The day started OK. Edward was playing football at William Howard – and looking surprisingly like a footballer, despite the fact that he has only played about twice in his entire life (he’s now keen to find a club to join). It was a bit chilly and the weather forecast was not good, but fortunately the actual rain held off while I watched him, chatted to one of the other Mums, and he handed out the scones he’d made yesterday. Food is always important to Edward…
At 11 a.m. David came to take over parental supervisory duties and I drove down to Coniston. As I went past various of the lakes it was already raining: Thirlmere still looked quite low, although there were plenty of streams rushing down into it, but the beaches usually apparent at Rydal Water had disappeared. Already the ground by Coniston Hall was looking muddy, and there were mats for cars to get a bit of grip as they drove on to the field. Remembering the time several of us had had problems getting off the parking area at Patterdale, I worried that we’d have a repeat performance: however there were so many of us I rather assumed (fingers crossed) that the organisers had got a backup plan in the event that tons of cars got stuck.
I kept on my double layer of clothing, warmed by the journey in the car with the heater on almost full blast, and went to get my number and go to the loo. En route it was good to see the smiling face of a guy from work – who I haven’t seen since before the first lockdown – and to have a brief catch up. Then it was back to the car to change into my waterproof jacket and to put my race number on before going to the start and sheltering under a tree: and another quick chat with the guy from work before the race began and he sped off.
The run starts off along the half marathon route but after the initial uphill bit towards the Coppermines, the two diverge. Today we went on past the Coppermines on a firm, wide and stony track which turned to go fairly steeply uphill. If I ran I overtook a few people; they then overtook me when I walked a bit (I also stopped to take a photo of a very noisy waterfall, although there was an even better one later on). I really do need to improve my uphills, but on the other hand at least by walking some of the steeper parts I conserve energy and then have more ‘in the tank’ for the downhills and flatter bits.
The track narrowed which was fine going uphill (everyone was walking) but then made it a bit tricky to overtake people once it had levelled out. I got chatting to a young guy, and then to a girl, both new to the run: and then started talking to a guy who turned out also to have turned 60 this year, and who played bass guitar and also did triathlon. I wasn’t sure whether he wanted to carry on talking to me and my shoe laces came undone anyway, so I dropped back a bit.
After a relatively long stony downhill bit, we hit some tarmac where the other 60-year-old went to overtake a couple of people and I ran past him. Across a field or two and I fell over in some mud in front of someone I’d just overtaken – by coincidence I met him at the end of the race as he turned out to be the brother in law of a friend of mine. (he has a bad knee so even completing a 15km run is impressive).

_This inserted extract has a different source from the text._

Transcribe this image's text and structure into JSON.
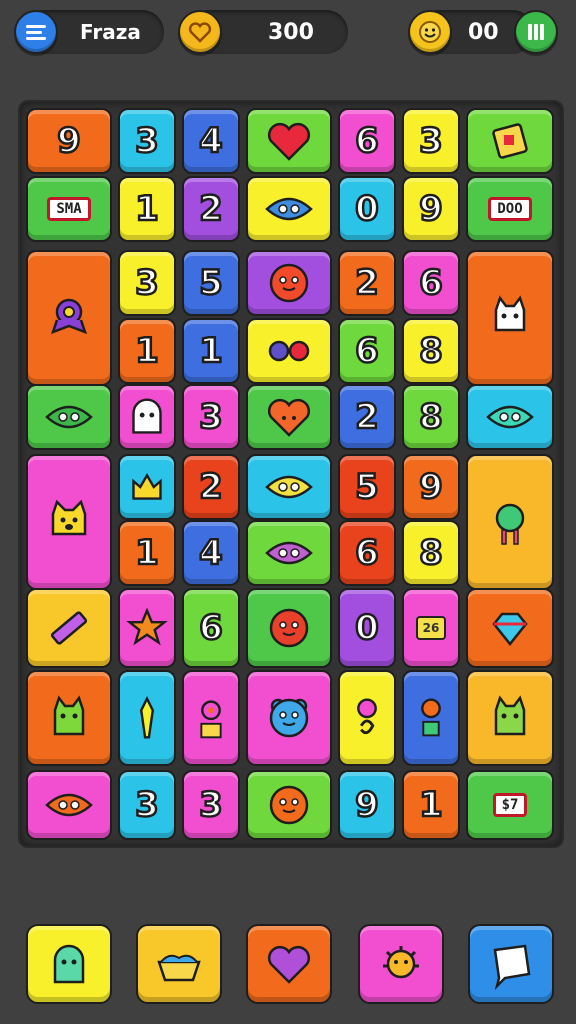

Along a narrow path that was more stream than path I overtook some more people before going past the friend-with-the-brother-in-law through the woods. It was probably mean of me not to slow up to chat, but he’s got a bad knee so even completing 15km is impressive and I don’t think he would have expected me to wait for him there.
We eventually came out on the lake shore path, which is relatively level, and my mind went briefly back to the day when Penny and I ran round the whole of Coniston as one of the 16 lakes at 50 (i.e. for her 50th birthday). I’d like to run round Coniston again – it was a nice route with very little on road. By now I was beginning to feel a bit tired but there were runners in front of me who I wanted to overtake. My competitive spirit has definitely re-appeared after several years of not being fit enough to be competitive!
Just before the end there was a stream running down into the lake, and the only way was through it (“we’re going on a bear hunt… we can’t go over it, we can’t go under it, we’ll have to go through it...splishy splashy splishy splashy“). There were some people standing there waiting for family and friends to run past: as I splashed into water up to my bottom I realised why (memories of the Crossbay Challenge, where you run through about 3 rivers).
There was nobody to see me over the line, but I went back to cheer on firstly the young guy (who avoided looking at me – perhaps I was too wet to be recognisable) and the 60-year old guy (who kind of smiled), and then Nick as he ran on despite his knee hurting. He reminds me of Penny: pushes through the pain. I’m not sure I would, and I’m not sure whether I’m intrinsically lazy or just self-protective. I respect people who keep going, and I can understand the frustration at having a long-term injury and wanting to get moving again. I guess I wasn’t terribly sensible after my caesareans…
After a cappuccino (with cream, biscoff syrup and two tiny biscuits) and a brief chat with Nick and his brother in law (the one I had fallen over in front of), I walked back to the car, keeping my fingers crossed that it would move. It did and I headed home in more pouring rain, with water oozing from me on to the seat and the heating up full blast again.
When we don’t have water, earth will end (and so are we). Thank you 🙏